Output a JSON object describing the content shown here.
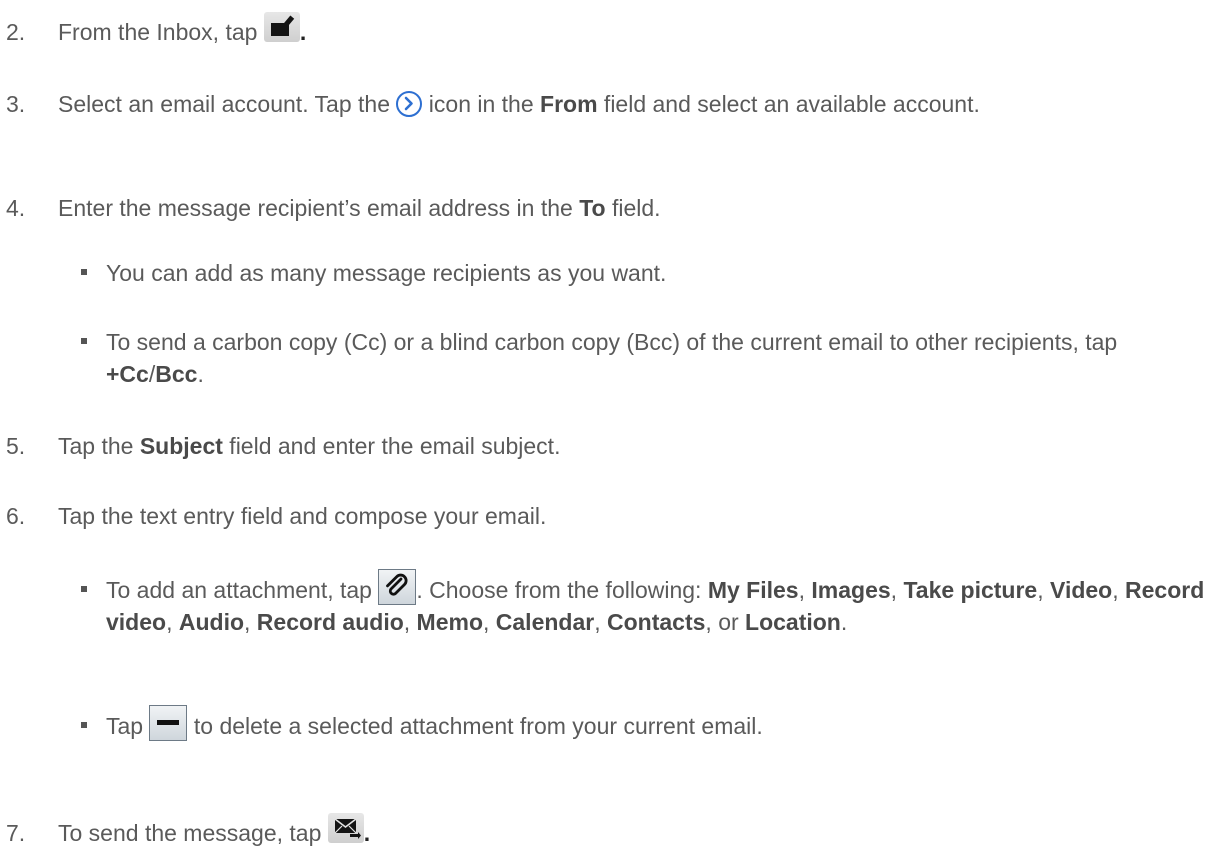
{
  "steps": [
    {
      "number": "2.",
      "before": "From the Inbox, tap",
      "icon": "compose-email-icon",
      "after": "."
    },
    {
      "number": "3.",
      "before": "Select an email account. Tap the",
      "icon": "chevron-circle-right-icon",
      "middle": " icon in the ",
      "bold": "From",
      "after": " field and select an available account."
    },
    {
      "number": "4.",
      "before": "Enter the message recipient’s email address in the ",
      "bold": "To",
      "after": " field."
    },
    {
      "number": "5.",
      "before": "Tap the ",
      "bold": "Subject",
      "after": " field and enter the email subject."
    },
    {
      "number": "6.",
      "before": "Tap the text entry field and compose your email."
    },
    {
      "number": "7.",
      "before": "To send the message, tap",
      "icon": "send-email-icon",
      "after": "."
    }
  ],
  "step4_bullets": [
    {
      "text": "You can add as many message recipients as you want."
    },
    {
      "before": "To send a carbon copy (Cc) or a blind carbon copy (Bcc) of the current email to other recipients, tap ",
      "bold1": "+Cc",
      "sep": "/",
      "bold2": "Bcc",
      "after": "."
    }
  ],
  "step6_bullets": [
    {
      "before": "To add an attachment, tap",
      "icon": "paperclip-icon",
      "middle": ". Choose from the following: ",
      "options": [
        "My Files",
        "Images",
        "Take picture",
        "Video",
        "Record video",
        "Audio",
        "Record audio",
        "Memo",
        "Calendar",
        "Contacts"
      ],
      "or": "or ",
      "last_option": "Location",
      "after": "."
    },
    {
      "before": "Tap",
      "icon": "minus-icon",
      "after": " to delete a selected attachment from your current email."
    }
  ]
}
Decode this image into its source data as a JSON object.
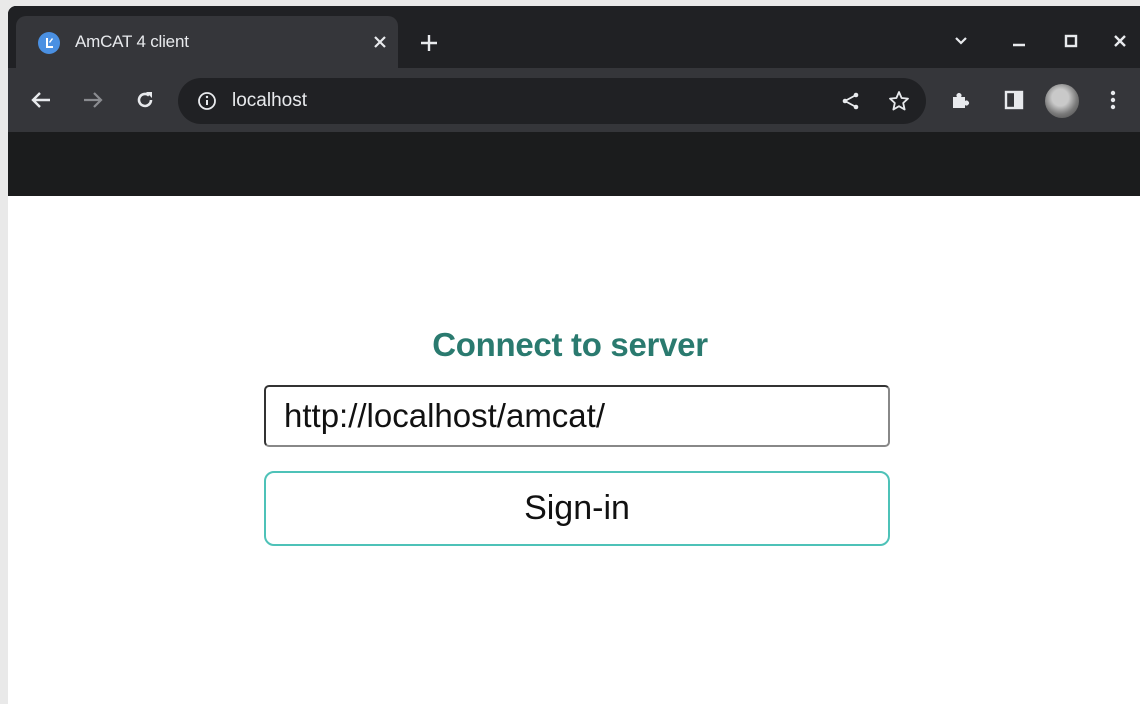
{
  "browser": {
    "tab": {
      "title": "AmCAT 4 client",
      "favicon": "amcat-logo-icon",
      "close_icon": "close-icon"
    },
    "new_tab_icon": "plus-icon",
    "window_controls": [
      "chevron-down-icon",
      "minimize-icon",
      "maximize-icon",
      "close-icon"
    ],
    "toolbar": {
      "back_icon": "arrow-left-icon",
      "forward_icon": "arrow-right-icon",
      "reload_icon": "reload-icon",
      "info_icon": "info-icon",
      "url": "localhost",
      "share_icon": "share-icon",
      "bookmark_icon": "star-icon",
      "extensions_icon": "puzzle-icon",
      "side_panel_icon": "side-panel-icon",
      "profile_icon": "avatar",
      "menu_icon": "kebab-menu-icon"
    }
  },
  "page": {
    "heading": "Connect to server",
    "server_input_value": "http://localhost/amcat/",
    "signin_label": "Sign-in"
  },
  "colors": {
    "heading": "#2a7a6f",
    "signin_border": "#4ec2b8",
    "navbar": "#1b1c1d",
    "chrome_dark": "#202124",
    "chrome_toolbar": "#35363a"
  }
}
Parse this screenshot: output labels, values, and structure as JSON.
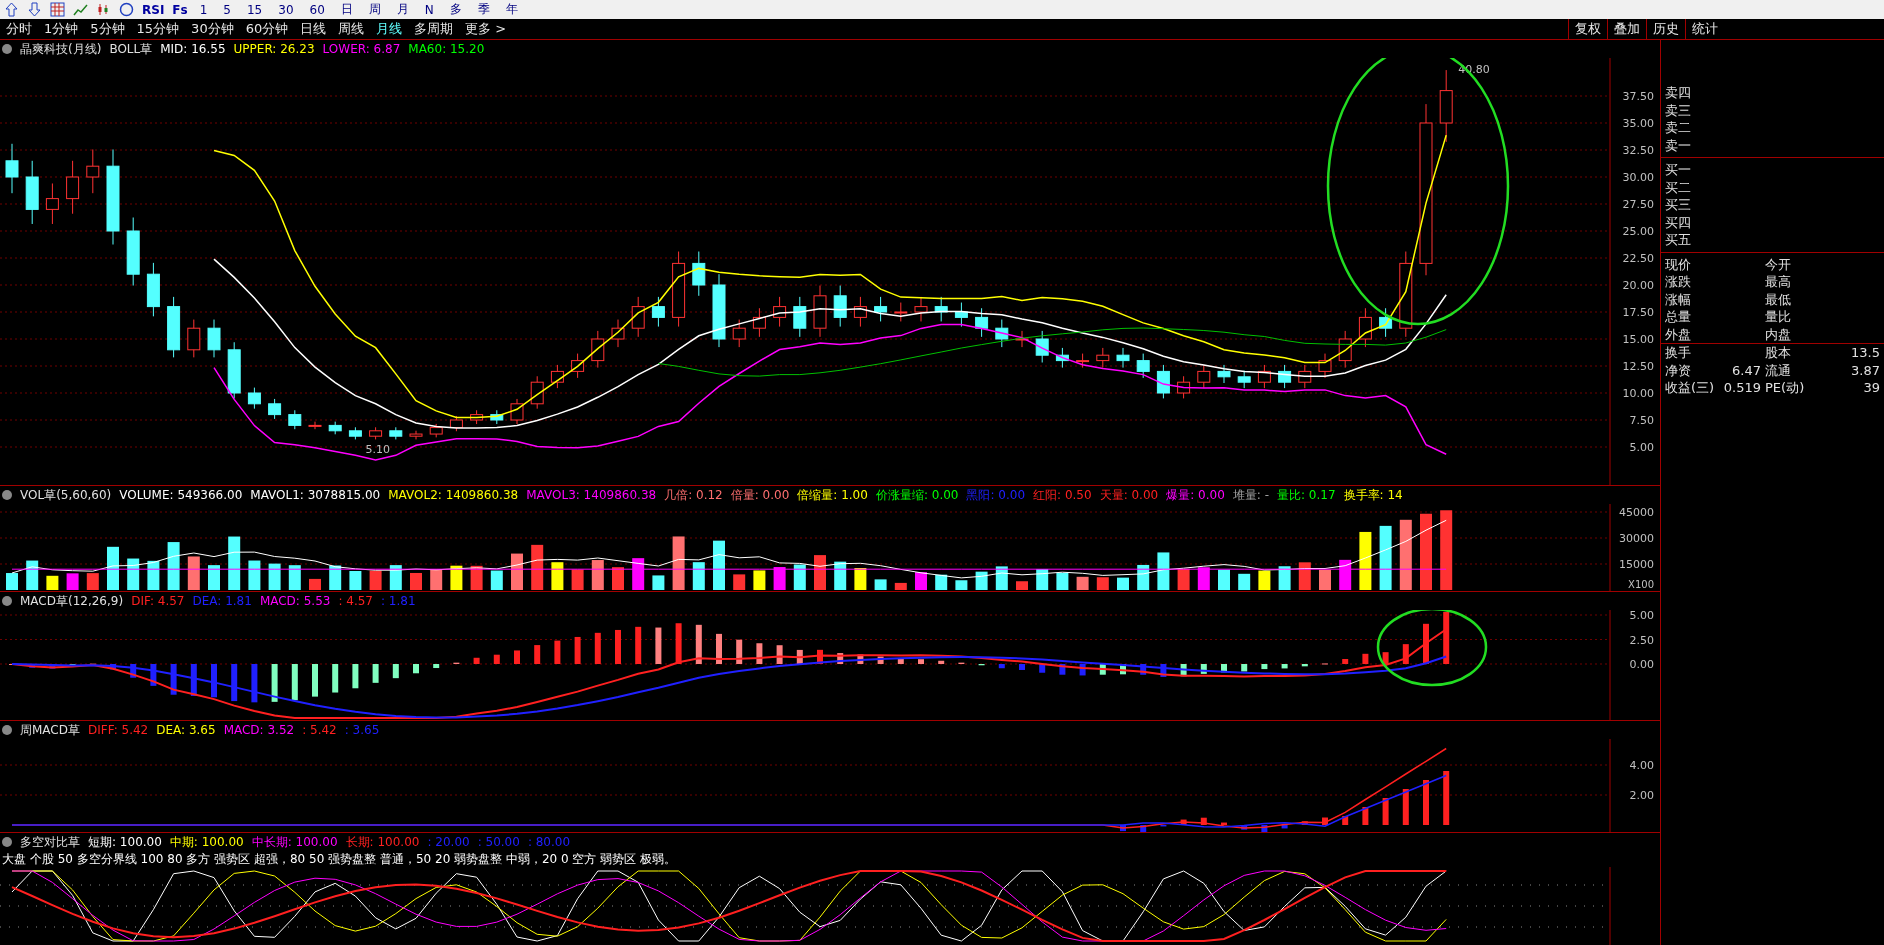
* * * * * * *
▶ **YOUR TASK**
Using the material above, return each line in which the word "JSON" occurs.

▶ **WRITTEN SOLUTION**
Output a JSON object describing the content shown here.
Decode this image into its source data as a JSON object.
Parse this screenshot: output labels, values, and structure as JSON.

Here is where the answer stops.